The First Stakeholder Workshop within the EU-Horizon 2020 project: Sustainable Historic Environments hoListic reconstruction through Technological Enhancement and community based Resilience (SHELTER) was held in Zagreb, Croatia, on 2 October 2019. Organized by the International Sava River Basin Commission in cooperation with UNESCO within SHELTER demo site in the Sava River basin, in attendance were cultural heritage experts, flood management operators and emergency responders from the Sava River basin, and major stakeholders of the beneficiary countries.
Over the last decades, the effects of climate change on cultural heritage have become even more obvious, with an increasing number of climate related hazards causing ever-more substantial damages. UNESCO joined the SHELTER consortium, its mission being, to enhance resilience and understanding of the crucial elements that affect the climate and environment around us.
In the last years the Western Balkans have shown a noticeable change in the traditional climatic patterns, manifesting extreme climatic phenomena that severely hit the Sava area with a sequence of water extremes, notably flooding and drought events, causing extensive damage, both human and material.
In 2017 in the framework of the H2020 project I-REACT, UNESCO through its Regional Bureau for Science and Culture in Europe and the International Sava River Basin Commission, organised a training workshop on “Governance and Technology for Flood Risk Reduction: Linking early warning to emergency management in the Sava River basin” in Zagreb.
Representatives of Civil Protection departments, water management and hydro-meteorological services from Slovenia, Croatia, Bosnia and Herzegovina, Serbia, Montenegro, and Albania, tested different tools and possible strategies.
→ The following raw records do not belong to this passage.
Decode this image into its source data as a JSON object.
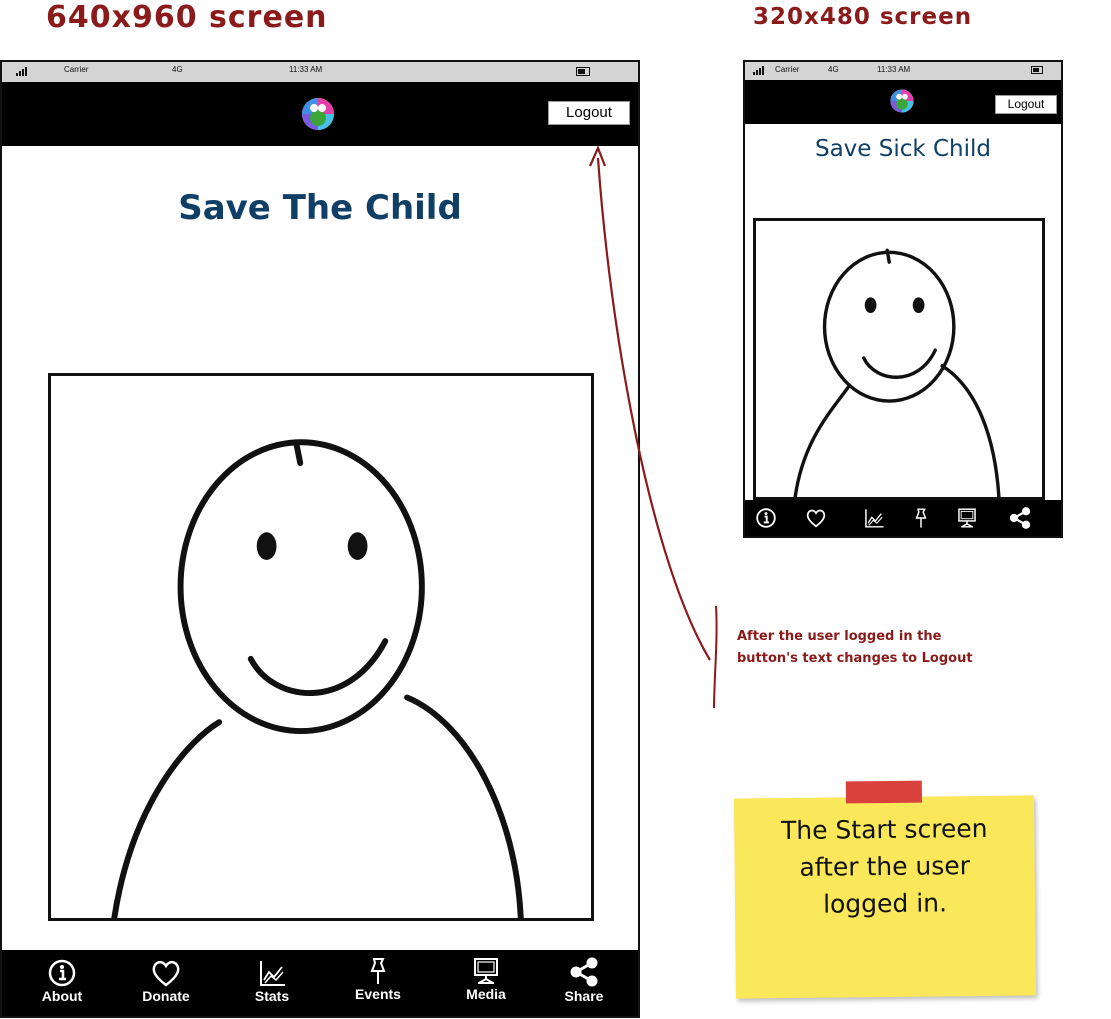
{
  "large_screen": {
    "heading": "640x960 screen",
    "status_bar": {
      "carrier": "Carrier",
      "network": "4G",
      "time": "11:33 AM"
    },
    "logout_label": "Logout",
    "title": "Save The Child",
    "tabs": [
      {
        "label": "About",
        "icon": "info-icon"
      },
      {
        "label": "Donate",
        "icon": "heart-icon"
      },
      {
        "label": "Stats",
        "icon": "chart-icon"
      },
      {
        "label": "Events",
        "icon": "pin-icon"
      },
      {
        "label": "Media",
        "icon": "monitor-icon"
      },
      {
        "label": "Share",
        "icon": "share-icon"
      }
    ]
  },
  "small_screen": {
    "heading": "320x480 screen",
    "status_bar": {
      "carrier": "Carrier",
      "network": "4G",
      "time": "11:33 AM"
    },
    "logout_label": "Logout",
    "title": "Save Sick Child",
    "tab_icons": [
      "info-icon",
      "heart-icon",
      "chart-icon",
      "pin-icon",
      "monitor-icon",
      "share-icon"
    ]
  },
  "annotation": {
    "line1": "After the user logged in the",
    "line2": "button's text changes to Logout"
  },
  "sticky_note": {
    "line1": "The Start screen",
    "line2": "after the user",
    "line3": "logged in."
  },
  "colors": {
    "heading": "#8b1a1a",
    "title": "#0f3f66",
    "arrow": "#8b1a1a",
    "sticky": "#fbe75a",
    "tape": "#d9413d",
    "bar": "#000000"
  }
}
The results published by UNESCO and the International Sava River Basin Commission (ISRBC) in May form the basis for their joint collaboration in the area of floods and droughts.
Overall, the objective of SHELTER is to establish cross-scale, multidimensional, data driven and community based operational knowledge framework for heritage-led and conservation-friendly resilience enhancement and sustainable reconstruction of historic areas to cope with climate change and natural hazards.
It will contribute to enhancing resilience and reducing vulnerability of historic areas to climate change and other natural hazards, also accounting for their synergistic impact; and, improving reconstruction and economic and social recovery of historic areas by local authorities and communities through the use of new knowledge and tools.
The Sava river basin severely hit by extreme flooding in the past ten years is one of the case studies - Open Labs - that will validate all developments for the project against flood hazard worsened by climate change, in particular due to the increase of intense precipitation.
Specific objectives of the workshop embraced a number of purposes:
First, to present the SHELTER project, discuss its expected outcomes and collect inputs from the stakeholders regarding the objectives, criteria, indicators and data & information that should be included in the project implementation.
Secondly, to discuss the possible process and settings for stakeholders participating in the project implementation; in addition, provide input that will assist to define the level and means of participation for the different stakeholders.
Third, to raise awareness and understanding among relevant stakeholders at a regional and transboundary level, especially those from cultural heritage authorities, of the potentialities offered by the common use of integrated systems and tools for monitoring, forecasting, alerting and reporting in the entire flood risk management cycle.
Finally, to set the ground for a coordination on basin-wide level and an exchange of good practices of cooperation of the Sava River basin countries for flood awareness and mitigation measures on impact on cultural-historical heritage.
“Climate change has broad implications for the region. It also has very specific consequences for cultural heritage and specifically built heritage.”, remarked Wally Merotto, Coordination Officer of the UNESCO Regional Bureau for Science and Culture in Europe. “The work done through the workshop will be key to bringing together cultural heritage experts, flood management operators and emergency responders from the Sava River basin and major stakeholders of the beneficiary countries in consultation with the ISRBC.”
An understanding of the direct and indirect impacts of climate change on historic sites and buildings is one of the first steps. Participants highlighted flood risk reduction measures related to the cultural and historical heritage in place at a country basis.
Great emphasis was put on inter/intra coordination and level communication flows, preparedness, monitoring, early warning system and response to flood risk on the cultural and historical heritage. These were disclosed in the introductive plenary sessions for mutual knowledge and understanding.
This project has received funding from the European Union’s Horizon 2020 research and innovation programme under grant agreement No 821282. Tecnalia Research & Innovation (Spain) is coordinating SHELTER and the consortium is composed of 23 participants from Europe, including UNESCO.
Link : https://bit.ly/2YyWh3L